There are many different types of sensory toys available to suit the needs of both children who are hypersensitive (heightened sensitivity) and hyposensitive (decreased sensitivity) to sensory input. There are even many DIY (do-it-yourself) options for creating your own sensory toys. Making DIY sensory toys can be a great project for your little ones on a rainy day or in a therapeutic preschool program!
Sensory blocks: These can be customized with different textures that your child finds soothing. The textures might also provided necessary sensory stimulation for other children. Here’s an example from Pinterest: http://www.redtedart.com/diy-sensory-blocks-how-to/
Sensory bags: Simply fill a resealable sandwich bag with “goo” or small objects, and you have yourself a sensory bag. Here’s an example from Pinterest: https://www.babble.com/home/diy-sensory-bags/
Calming shakers: Shaker bottles filled with “goo” and glitter can be very calming sensory toys. Here’s an example from Pinterest: http://southernthomas.blogspot.com/2011/08/discovery-in-water-bottle.html
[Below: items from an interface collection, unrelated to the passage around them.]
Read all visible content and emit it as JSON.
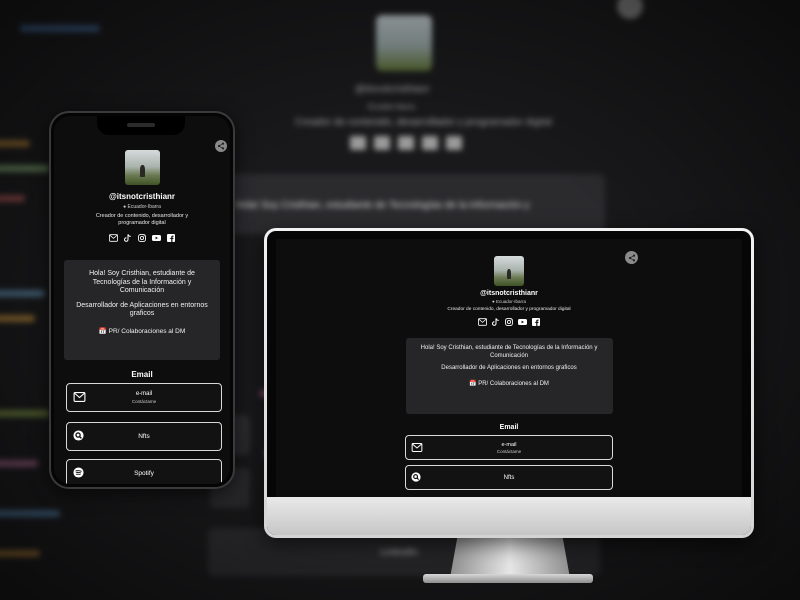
{
  "profile": {
    "handle": "@itsnotcristhianr",
    "location": "Ecuador-Ibarra",
    "bio": "Creador de contenido, desarrollador y programador digital",
    "intro_greeting": "Hola! Soy Cristhian, estudiante de Tecnologías de la Información y Comunicación",
    "intro_dev": "Desarrollador de Aplicaciones en entornos graficos",
    "intro_collab": "PR/ Colaboraciones al DM",
    "collab_emoji": "📅",
    "social_icons": [
      "email-icon",
      "tiktok-icon",
      "instagram-icon",
      "youtube-icon",
      "facebook-icon"
    ]
  },
  "sections": {
    "email_title": "Email"
  },
  "links": {
    "email": {
      "label": "e-mail",
      "sublabel": "Contáctame",
      "icon": "mail-icon"
    },
    "nfts": {
      "label": "Nfts",
      "icon": "opensea-icon"
    },
    "spotify": {
      "label": "Spotify",
      "icon": "spotify-icon"
    }
  },
  "icons": {
    "share": "share-icon",
    "location": "pin-icon"
  },
  "colors": {
    "page_background": "#0d0d0e",
    "intro_card": "#262629",
    "button_border": "#d9d9d9",
    "share_button": "#8a8a8a"
  }
}
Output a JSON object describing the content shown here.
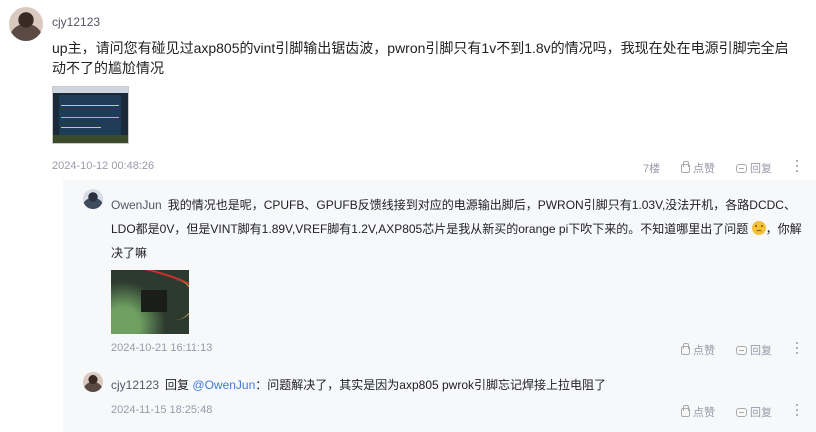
{
  "main_comment": {
    "username": "cjy12123",
    "body": "up主，请问您有碰见过axp805的vint引脚输出锯齿波，pwron引脚只有1v不到1.8v的情况吗，我现在处在电源引脚完全启动不了的尴尬情况",
    "timestamp": "2024-10-12 00:48:26",
    "floor": "7楼",
    "like_label": "点赞",
    "reply_label": "回复"
  },
  "replies": [
    {
      "username": "OwenJun",
      "body": "我的情况也是呢，CPUFB、GPUFB反馈线接到对应的电源输出脚后，PWRON引脚只有1.03V,没法开机，各路DCDC、LDO都是0V，但是VINT脚有1.89V,VREF脚有1.2V,AXP805芯片是我从新买的orange pi下吹下来的。不知道哪里出了问题",
      "body_after_emoji": "，你解决了嘛",
      "timestamp": "2024-10-21 16:11:13",
      "like_label": "点赞",
      "reply_label": "回复"
    },
    {
      "username": "cjy12123",
      "reply_word": "回复",
      "mention": "@OwenJun",
      "body": "：问题解决了，其实是因为axp805 pwrok引脚忘记焊接上拉电阻了",
      "timestamp": "2024-11-15 18:25:48",
      "like_label": "点赞",
      "reply_label": "回复"
    }
  ],
  "colors": {
    "text": "#222226",
    "meta": "#999aaa",
    "mention": "#3e7bd8",
    "reply_bg": "#f7f8fa"
  }
}
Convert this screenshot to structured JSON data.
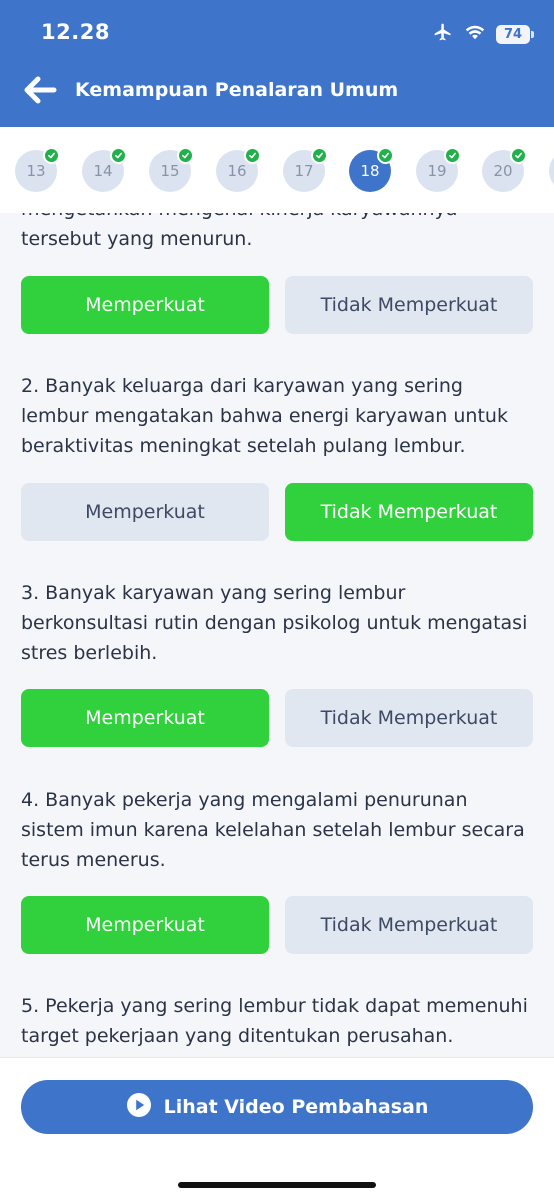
{
  "status": {
    "time": "12.28",
    "battery": "74"
  },
  "header": {
    "title": "Kemampuan Penalaran Umum"
  },
  "nav": [
    {
      "number": "13",
      "answered": true,
      "active": false
    },
    {
      "number": "14",
      "answered": true,
      "active": false
    },
    {
      "number": "15",
      "answered": true,
      "active": false
    },
    {
      "number": "16",
      "answered": true,
      "active": false
    },
    {
      "number": "17",
      "answered": true,
      "active": false
    },
    {
      "number": "18",
      "answered": true,
      "active": true
    },
    {
      "number": "19",
      "answered": true,
      "active": false
    },
    {
      "number": "20",
      "answered": true,
      "active": false
    }
  ],
  "questions": [
    {
      "text": "mengetahkan mengenai kinerja karyawannya tersebut yang menurun.",
      "options": [
        "Memperkuat",
        "Tidak Memperkuat"
      ],
      "selected": 0
    },
    {
      "text": "2. Banyak keluarga dari karyawan yang sering lembur mengatakan bahwa energi karyawan untuk beraktivitas meningkat setelah pulang lembur.",
      "options": [
        "Memperkuat",
        "Tidak Memperkuat"
      ],
      "selected": 1
    },
    {
      "text": "3. Banyak karyawan yang sering lembur berkonsultasi rutin dengan psikolog untuk mengatasi stres berlebih.",
      "options": [
        "Memperkuat",
        "Tidak Memperkuat"
      ],
      "selected": 0
    },
    {
      "text": "4. Banyak pekerja yang mengalami penurunan sistem imun karena kelelahan setelah lembur secara terus menerus.",
      "options": [
        "Memperkuat",
        "Tidak Memperkuat"
      ],
      "selected": 0
    },
    {
      "text": "5. Pekerja yang sering lembur tidak dapat memenuhi target pekerjaan yang ditentukan perusahan."
    }
  ],
  "footer": {
    "video_label": "Lihat Video Pembahasan"
  },
  "colors": {
    "primary": "#3e74c9",
    "selected": "#30d13c",
    "unselected": "#e1e7f1",
    "check": "#21b14a"
  }
}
Weighted sensory toy for lap: Some children benefit from a weighted sensory toy they can place in their lap during class, circle time, etc. Here’s an example on Pinterest: http://pepperscraps.com/how-to-make-a-lap-buddy-to-help-fidgeting/
Sensory sand: It’s not just for the beach! Some children with sensory processing disorder find the texture of sand very soothing. Here’s an example of sand you make at home from Pinterest: http://www.survivingateacherssalary.com/edible-non-toxic-sensory-kinetic-sand-recipe-for-kids/
Colored rice: The texture of rice can be a great sensory toy for some children. Dying the rice bright colors adds another layer of fun! You can put the rice in resealable sandwich bags or a Mason jar. Here’s an example from Pinterest: http://www.alegionforliam.com/2012/02/more-sensory-crafts.html
DIY “Flubber” & much more: While kiddos today might not remember this movie, this is still a fun (and functional) DIY sensory toy. Here’s an example from Pinterest: http://www.diyncrafts.com/15322/home/parenting/30-diy-sensory-toys-and-games-to-stimulate-your-childs-creative-growth?utm_content=buffercc5e9&utm_medium=social&utm_source=facebook.com&utm_campaign=buffer
As you are researching different sensory toys, keep in mind the specific sensory issues of your child, as not every sensory toy targets the same skills or senses.
Do you think a therapeutic preschool program, ABA therapy, or occupational therapy could benefit your child? Contact CST Academy by clicking the purple button below or call 773-620-7800 to learn about the wide range of services we provide for children in Chicago!